Justus likes to live among books and that’s why he decided to volunteer in our library. There he can not only read well, but also have enriching conversations with a wide variety of people. What Justus likes to talk about and which exhibition inspired him to start working at the Gay Museum, you can find out in the following interview.
SMU: Could you introduce yourself briefly?
Justus: I’m Justus, I’m 26 years old now. I’m from Berlin, but I was away for a long time. I’ve been back since January last year, and have been a volunteer here at the Schwules Museum since October last year. Otherwise I’m busy finishing my studies, which I hope will be soon. Apart from that, I’m very active in urban political disputes, such as Deutsche Wohnen und Co enteignen and all the stuff around that.
What are you studying?
I studied Economics and Sociology and Urban Studies/Urban Studies. And in the whole mix you get to knoe all the rent-political things very well, also economic topics, but also queer history and other topics in the area.
And how did you end up at the Schwules Museum?
As a guest of the exhibitions at the Schwules Museum itself. And then as a very sporadic user of the library then to the other work areas of the Schwules Museum. I wasn’t here that often, but for some topics like emancipation struggles and queer movement history in university or other projects, the Gay Museum was recommended to me in conversations with friends and was then one of the first places to go to delve deeper into these topics.
Why are you doing your volunteer work in the SMU library?
I didn’t go to the library that often, but every time I did, I thought to myself that this place must be as underfunded as any other cultural space in this city, which means that people are always looking for help. And then I saw a notice in the exhibition rooms that a large part of the work of the Schwules Museum is done by volunteers. And then I thought to myself: “Okay, this place is very important for me, for so many projects and so many people in this city. There always has to be people who simply keep it open and support it. Why not me too?!” And then I just wrote to the archive manager and asked: “Hey, are you still looking?” And because I came in this way and my time is a bit tight right now, I am now working as a volunteer in the library once every two weeks.

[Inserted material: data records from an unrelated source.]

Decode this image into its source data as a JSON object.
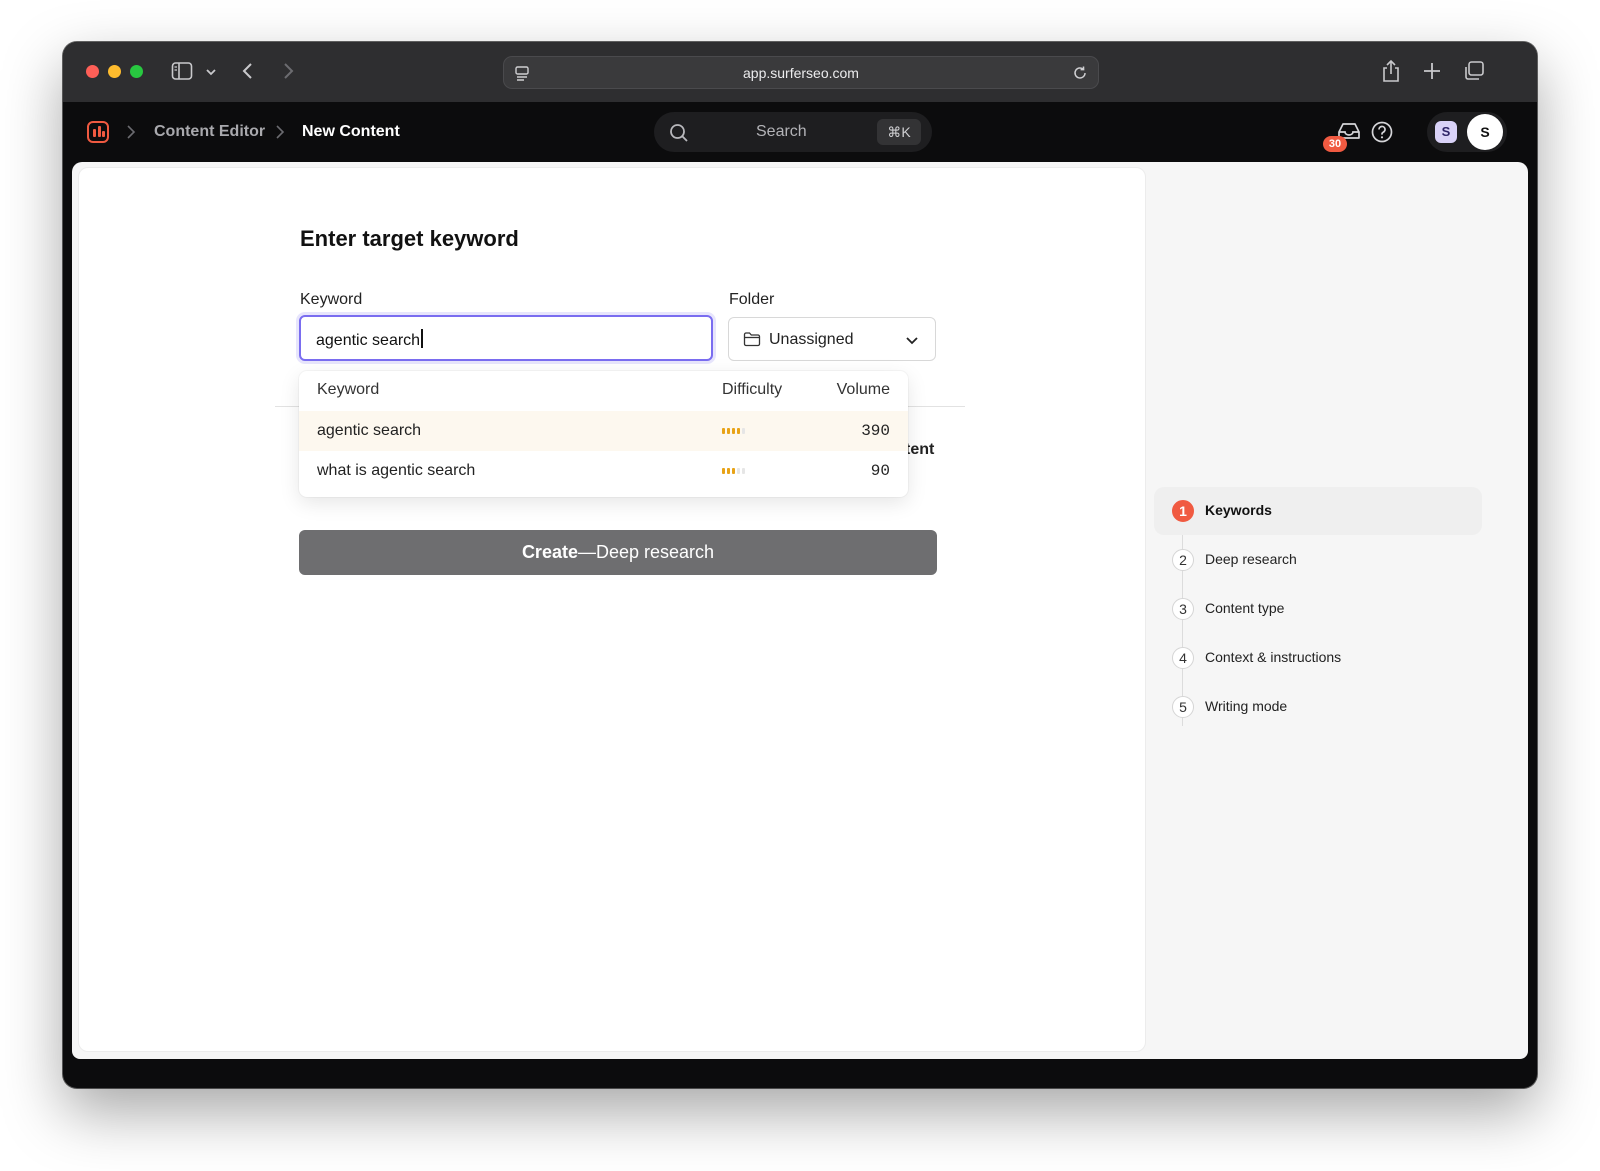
{
  "browser": {
    "url": "app.surferseo.com"
  },
  "app": {
    "breadcrumb": [
      "Content Editor",
      "New Content"
    ],
    "search": {
      "placeholder": "Search",
      "shortcut": "⌘K"
    },
    "notifications_count": "30",
    "workspace_initial": "S",
    "user_initial": "S"
  },
  "form": {
    "title": "Enter target keyword",
    "keyword_label": "Keyword",
    "keyword_value": "agentic search",
    "folder_label": "Folder",
    "folder_value": "Unassigned",
    "partial_text": "tent",
    "create_button": {
      "bold": "Create",
      "rest": "—Deep research"
    }
  },
  "suggestions": {
    "headers": {
      "keyword": "Keyword",
      "difficulty": "Difficulty",
      "volume": "Volume"
    },
    "rows": [
      {
        "keyword": "agentic search",
        "difficulty_level": 0.8,
        "volume": "390"
      },
      {
        "keyword": "what is agentic search",
        "difficulty_level": 0.6,
        "volume": "90"
      }
    ]
  },
  "steps": [
    {
      "number": "1",
      "label": "Keywords",
      "active": true
    },
    {
      "number": "2",
      "label": "Deep research",
      "active": false
    },
    {
      "number": "3",
      "label": "Content type",
      "active": false
    },
    {
      "number": "4",
      "label": "Context & instructions",
      "active": false
    },
    {
      "number": "5",
      "label": "Writing mode",
      "active": false
    }
  ],
  "colors": {
    "accent": "#f05a41",
    "focus": "#7a6df0",
    "difficulty": "#e8a317"
  }
}
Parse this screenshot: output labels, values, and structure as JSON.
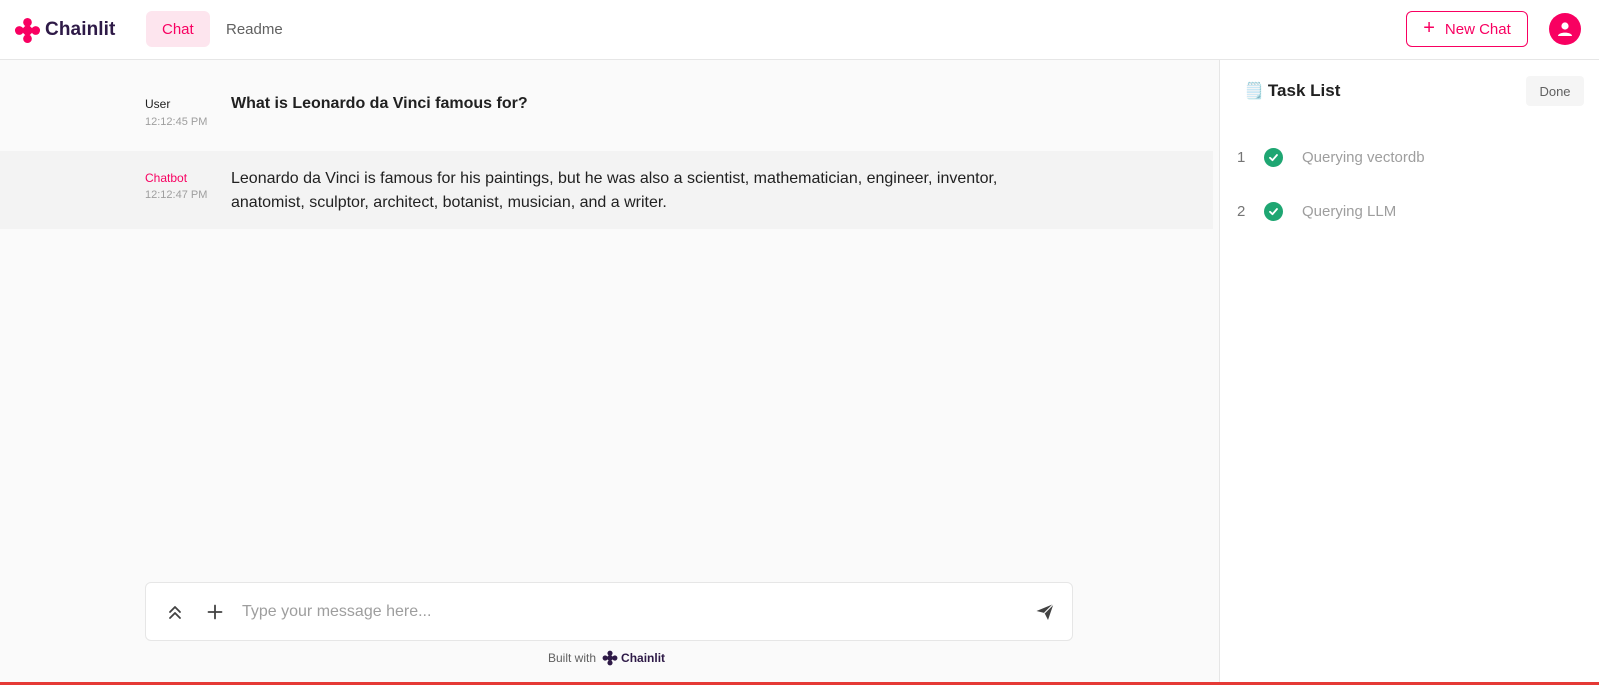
{
  "app": {
    "name": "Chainlit",
    "brand_color": "#f80061"
  },
  "nav": {
    "tabs": [
      {
        "label": "Chat",
        "active": true
      },
      {
        "label": "Readme",
        "active": false
      }
    ]
  },
  "header": {
    "new_chat_label": "New Chat",
    "avatar_icon": "user-icon"
  },
  "messages": [
    {
      "author": "User",
      "time": "12:12:45 PM",
      "content": "What is Leonardo da Vinci famous for?"
    },
    {
      "author": "Chatbot",
      "time": "12:12:47 PM",
      "content": "Leonardo da Vinci is famous for his paintings, but he was also a scientist, mathematician, engineer, inventor, anatomist, sculptor, architect, botanist, musician, and a writer."
    }
  ],
  "composer": {
    "placeholder": "Type your message here...",
    "value": ""
  },
  "footer": {
    "built_with": "Built with",
    "brand": "Chainlit"
  },
  "task_list": {
    "icon": "🗒️",
    "title": "Task List",
    "status": "Done",
    "tasks": [
      {
        "number": "1",
        "label": "Querying vectordb",
        "status": "done"
      },
      {
        "number": "2",
        "label": "Querying LLM",
        "status": "done"
      }
    ]
  }
}
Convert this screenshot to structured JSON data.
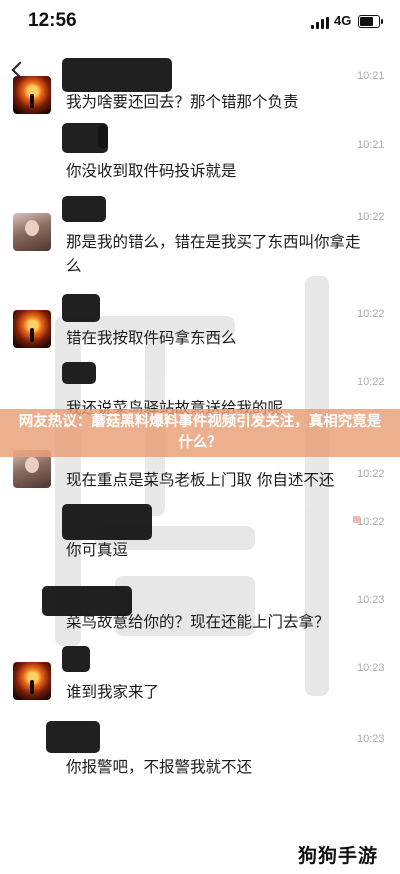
{
  "status_bar": {
    "time": "12:56",
    "network": "4G"
  },
  "headline": "网友热议：蘑菇黑料爆料事件视频引发关注，真相究竟是什么？",
  "messages": [
    {
      "avatar": "sunset",
      "time": "10:21",
      "text": "我为啥要还回去？那个错那个负责"
    },
    {
      "avatar": "none",
      "time": "10:21",
      "text": "你没收到取件码投诉就是"
    },
    {
      "avatar": "girl",
      "time": "10:22",
      "text": "那是我的错么，错在是我买了东西叫你拿走么"
    },
    {
      "avatar": "sunset",
      "time": "10:22",
      "text": "错在我按取件码拿东西么"
    },
    {
      "avatar": "none",
      "time": "10:22",
      "text": "我还说菜鸟驿站故意送给我的呢"
    },
    {
      "avatar": "girl",
      "time": "10:22",
      "text": "现在重点是菜鸟老板上门取 你自述不还"
    },
    {
      "avatar": "none",
      "time": "10:22",
      "text": "你可真逗"
    },
    {
      "avatar": "none",
      "time": "10:23",
      "text": "菜鸟故意给你的？现在还能上门去拿？"
    },
    {
      "avatar": "sunset",
      "time": "10:23",
      "text": "谁到我家来了"
    },
    {
      "avatar": "none",
      "time": "10:23",
      "text": "你报警吧，不报警我就不还"
    }
  ],
  "site_logo": "狗狗手游",
  "icons": {
    "back": "back-arrow-icon",
    "signal": "signal-icon",
    "battery": "battery-icon"
  }
}
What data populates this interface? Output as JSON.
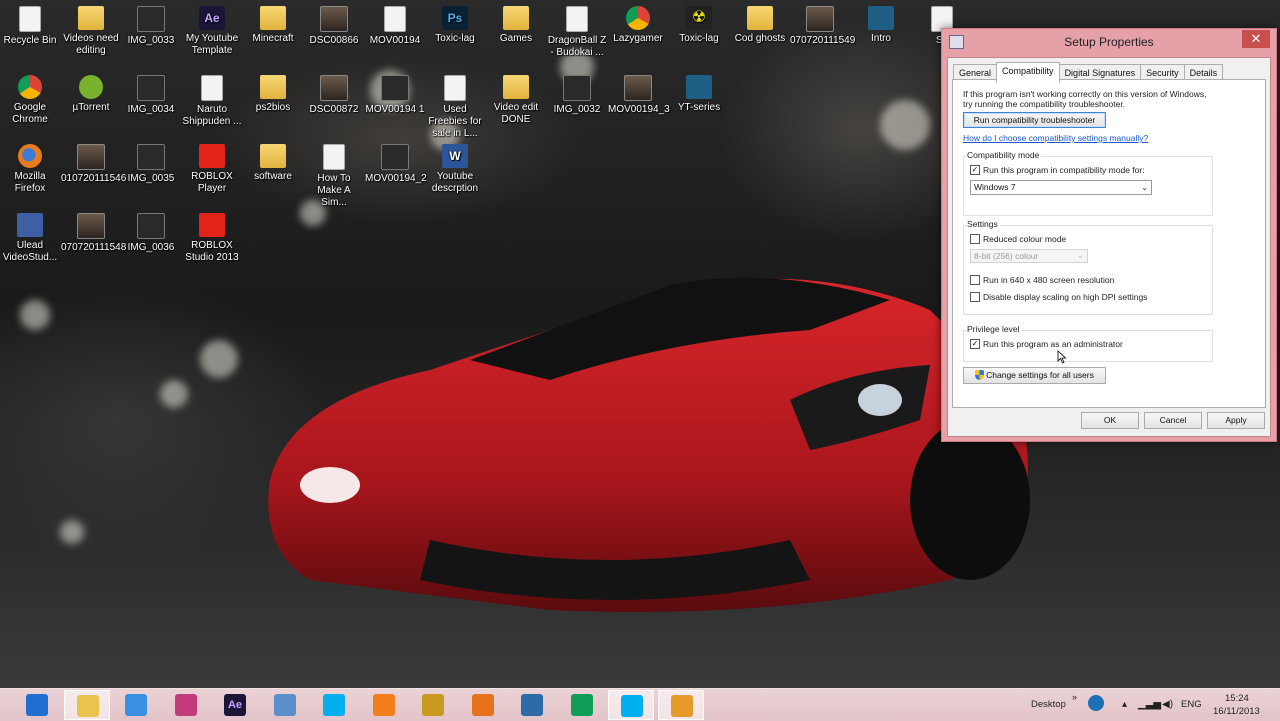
{
  "desktop": {
    "icons": [
      {
        "label": "Recycle Bin",
        "icon": "recycle-bin-icon",
        "kind": "file"
      },
      {
        "label": "Videos need editing",
        "icon": "folder-icon",
        "kind": "folder"
      },
      {
        "label": "IMG_0033",
        "icon": "image-icon",
        "kind": "video"
      },
      {
        "label": "My Youtube Template",
        "icon": "after-effects-icon",
        "kind": "ae"
      },
      {
        "label": "Minecraft",
        "icon": "folder-icon",
        "kind": "folder"
      },
      {
        "label": "DSC00866",
        "icon": "image-icon",
        "kind": "photo"
      },
      {
        "label": "MOV00194",
        "icon": "video-file-icon",
        "kind": "file"
      },
      {
        "label": "Toxic-lag",
        "icon": "photoshop-icon",
        "kind": "ps"
      },
      {
        "label": "Games",
        "icon": "folder-icon",
        "kind": "folder"
      },
      {
        "label": "DragonBall Z - Budokai ...",
        "icon": "file-icon",
        "kind": "file"
      },
      {
        "label": "Lazygamer",
        "icon": "chrome-icon",
        "kind": "chrome"
      },
      {
        "label": "Toxic-lag",
        "icon": "radiation-icon",
        "kind": "toxic"
      },
      {
        "label": "Cod ghosts",
        "icon": "folder-icon",
        "kind": "folder"
      },
      {
        "label": "070720111549",
        "icon": "image-icon",
        "kind": "photo"
      },
      {
        "label": "Intro",
        "icon": "video-icon",
        "kind": "intro"
      },
      {
        "label": "Google Chrome",
        "icon": "chrome-icon",
        "kind": "chrome"
      },
      {
        "label": "µTorrent",
        "icon": "utorrent-icon",
        "kind": "utorrent"
      },
      {
        "label": "IMG_0034",
        "icon": "image-icon",
        "kind": "video"
      },
      {
        "label": "Naruto Shippuden ...",
        "icon": "file-icon",
        "kind": "file"
      },
      {
        "label": "ps2bios",
        "icon": "folder-icon",
        "kind": "folder"
      },
      {
        "label": "DSC00872",
        "icon": "image-icon",
        "kind": "photo"
      },
      {
        "label": "MOV00194 1",
        "icon": "video-icon",
        "kind": "video"
      },
      {
        "label": "Used Freebies for sale in L...",
        "icon": "shortcut-icon",
        "kind": "file"
      },
      {
        "label": "Video edit DONE",
        "icon": "folder-icon",
        "kind": "folder"
      },
      {
        "label": "IMG_0032",
        "icon": "image-icon",
        "kind": "video"
      },
      {
        "label": "MOV00194_3",
        "icon": "video-icon",
        "kind": "photo"
      },
      {
        "label": "YT-series",
        "icon": "video-icon",
        "kind": "intro"
      },
      {
        "label": "Mozilla Firefox",
        "icon": "firefox-icon",
        "kind": "firefox"
      },
      {
        "label": "010720111546",
        "icon": "image-icon",
        "kind": "photo"
      },
      {
        "label": "IMG_0035",
        "icon": "image-icon",
        "kind": "video"
      },
      {
        "label": "ROBLOX Player",
        "icon": "roblox-icon",
        "kind": "roblox"
      },
      {
        "label": "software",
        "icon": "folder-icon",
        "kind": "folder"
      },
      {
        "label": "How To Make A Sim...",
        "icon": "shortcut-icon",
        "kind": "file"
      },
      {
        "label": "MOV00194_2",
        "icon": "video-icon",
        "kind": "video"
      },
      {
        "label": "Youtube descrption",
        "icon": "word-icon",
        "kind": "word"
      },
      {
        "label": "Ulead VideoStud...",
        "icon": "ulead-icon",
        "kind": "ulead"
      },
      {
        "label": "070720111548",
        "icon": "image-icon",
        "kind": "photo"
      },
      {
        "label": "IMG_0036",
        "icon": "image-icon",
        "kind": "video"
      },
      {
        "label": "ROBLOX Studio 2013",
        "icon": "roblox-icon",
        "kind": "roblox"
      },
      {
        "label": "Se",
        "icon": "setup-icon",
        "kind": "file"
      }
    ]
  },
  "dialog": {
    "title": "Setup Properties",
    "close_glyph": "✕",
    "tabs": [
      "General",
      "Compatibility",
      "Digital Signatures",
      "Security",
      "Details"
    ],
    "intro_line1": "If this program isn't working correctly on this version of Windows,",
    "intro_line2": "try running the compatibility troubleshooter.",
    "troubleshooter_button": "Run compatibility troubleshooter",
    "help_link": "How do I choose compatibility settings manually?",
    "compat_group": {
      "title": "Compatibility mode",
      "checkbox_label": "Run this program in compatibility mode for:",
      "checked": true,
      "selected_os": "Windows 7"
    },
    "settings_group": {
      "title": "Settings",
      "reduced_colour": {
        "label": "Reduced colour mode",
        "checked": false
      },
      "colour_select": "8-bit (256) colour",
      "run_640": {
        "label": "Run in 640 x 480 screen resolution",
        "checked": false
      },
      "dpi_scaling": {
        "label": "Disable display scaling on high DPI settings",
        "checked": false
      }
    },
    "privilege_group": {
      "title": "Privilege level",
      "admin": {
        "label": "Run this program as an administrator",
        "checked": true
      }
    },
    "all_users_button": "Change settings for all users",
    "ok": "OK",
    "cancel": "Cancel",
    "apply": "Apply"
  },
  "taskbar": {
    "apps": [
      {
        "name": "internet-explorer-icon",
        "color": "#1e6fd0"
      },
      {
        "name": "file-explorer-icon",
        "color": "#e9c34e",
        "active": true
      },
      {
        "name": "rocket-dock-icon",
        "color": "#3a8fe0"
      },
      {
        "name": "paint-icon",
        "color": "#c23b7a"
      },
      {
        "name": "after-effects-icon",
        "color": "#1b1538",
        "text": "Ae"
      },
      {
        "name": "control-panel-icon",
        "color": "#5b8fc9"
      },
      {
        "name": "skype-icon",
        "color": "#00aff0"
      },
      {
        "name": "origin-icon",
        "color": "#f17d1b"
      },
      {
        "name": "lazygamer-icon",
        "color": "#c99a22"
      },
      {
        "name": "firefox-icon",
        "color": "#e8721b"
      },
      {
        "name": "media-player-icon",
        "color": "#2d6aa8"
      },
      {
        "name": "chrome-icon",
        "color": "#0f9d58"
      },
      {
        "name": "skype-active-icon",
        "color": "#00aff0",
        "active": true
      },
      {
        "name": "media-center-icon",
        "color": "#e69a2a",
        "active": true
      }
    ],
    "desktop_label": "Desktop",
    "language": "ENG",
    "time": "15:24",
    "date": "16/11/2013"
  },
  "colors": {
    "dialog_frame": "#e5a0a8",
    "taskbar": "#e3c4c8",
    "link": "#1a58c9",
    "close_button": "#c7504f"
  }
}
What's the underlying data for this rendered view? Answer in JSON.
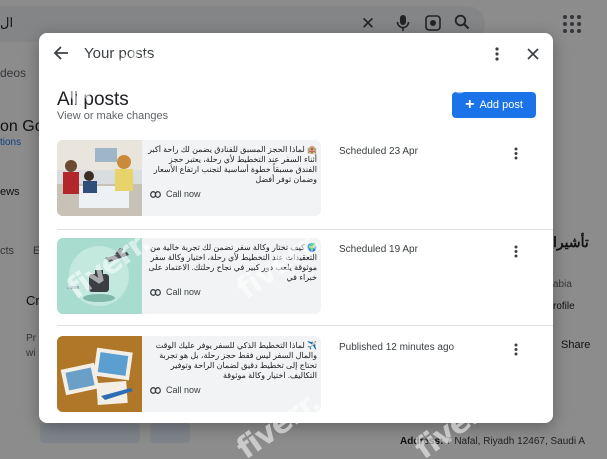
{
  "background": {
    "search_fragment": "ال",
    "left_tab_fragment": "deos",
    "left_heading_fragment": "on Go",
    "left_link_fragment": "tions",
    "left_news_fragment": "ews",
    "left_tab2_fragment": "cts",
    "left_tab3_fragment": "E",
    "left_card_fragment": "Cr",
    "left_card_sub1": "Pr",
    "left_card_sub2": "wi",
    "right_heading_fragment": "تأشيرا",
    "right_sub_fragment": "abia",
    "right_profile_fragment": "rofile",
    "right_share_fragment": "Share",
    "address_label": "Address:",
    "address_value": "7 Nafal, Riyadh 12467, Saudi A"
  },
  "dialog": {
    "title": "Your posts",
    "section_title": "All posts",
    "section_subtitle": "View or make changes",
    "add_post_label": "Add post"
  },
  "posts": [
    {
      "text": "🏨 لماذا الحجز المسبق للفنادق يضمن لك راحة أكبر أثناء السفر عند التخطيط لأي رحلة، يعتبر حجز الفندق مسبقاً خطوة أساسية لتجنب ارتفاع الأسعار وضمان توفر أفضل",
      "cta": "Call now",
      "status": "Scheduled 23 Apr"
    },
    {
      "text": "🌍 كيف تختار وكالة سفر تضمن لك تجربة خالية من التعقيدات عند التخطيط لأي رحلة، اختيار وكالة سفر موثوقة يلعب دور كبير في نجاح رحلتك. الاعتماد على خبراء في",
      "cta": "Call now",
      "status": "Scheduled 19 Apr"
    },
    {
      "text": "✈️ لماذا التخطيط الذكي للسفر يوفر عليك الوقت والمال السفر ليس فقط حجز رحلة، بل هو تجربة تحتاج إلى تخطيط دقيق لضمان الراحة وتوفير التكاليف. اختيار وكالة موثوقة",
      "cta": "Call now",
      "status": "Published 12 minutes ago"
    }
  ],
  "watermark": "fiverr."
}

And what do you do there exactly?
Having a good time, sitting and reading. I think that’s the most important thing. I open the library, which doesn’t take that long, greet the guests and the users who are there, and then I actually have two, two and a half hours of good time with colleagues, coffee and good books. That’s why I think it’s a very nice service, where you can just sit among books, browse around, and chat with either the users or your colleagues in between.
Speaking of good books, do you have any book recommendations?
Yes, well privately I’m reading “The Freedom of a Woman” by Edouard Louis, but I can’t really recommend it yet, because I’m only on page 15. But I’ve heard a lot of good things, so I think it’s going to be something exciting.
What was your favorite exhibition at SMU?
I think my favorite exhibition and the impetus to really ask here again and to support the work here was “Rosarot in Ostberlin”. I was there, I think, last fall and was extremely enthusiastic about the exhibition. It was an exhibition on queer, gay, lesbian places in the GDR. The concept was super appealing and super beautiful and the topic, the historical course, in an emancipatory, but at the same time repressive system, incredibly exciting and well processed in the exhibition. I also learned a lot that I didn’t know at all.
And then as a conclusion, what would you wish for the museum?
I would be very happy if the museum, even more than it already is, became an open space for the whole city society and, in addition to the museum, art and culture and history space, where you can come to visit and also meet people, became even more of a meeting place. Because I believe that more and more spaces are disappearing for the scene, also due to pressure on rents and other developments that we all know about. And the Schwules Museum is already doing this really well and does a lot, to open up and invite many groups from the city here. And if that can happen even more, if this pandemic hopefully gets better soon, that would make me very happy.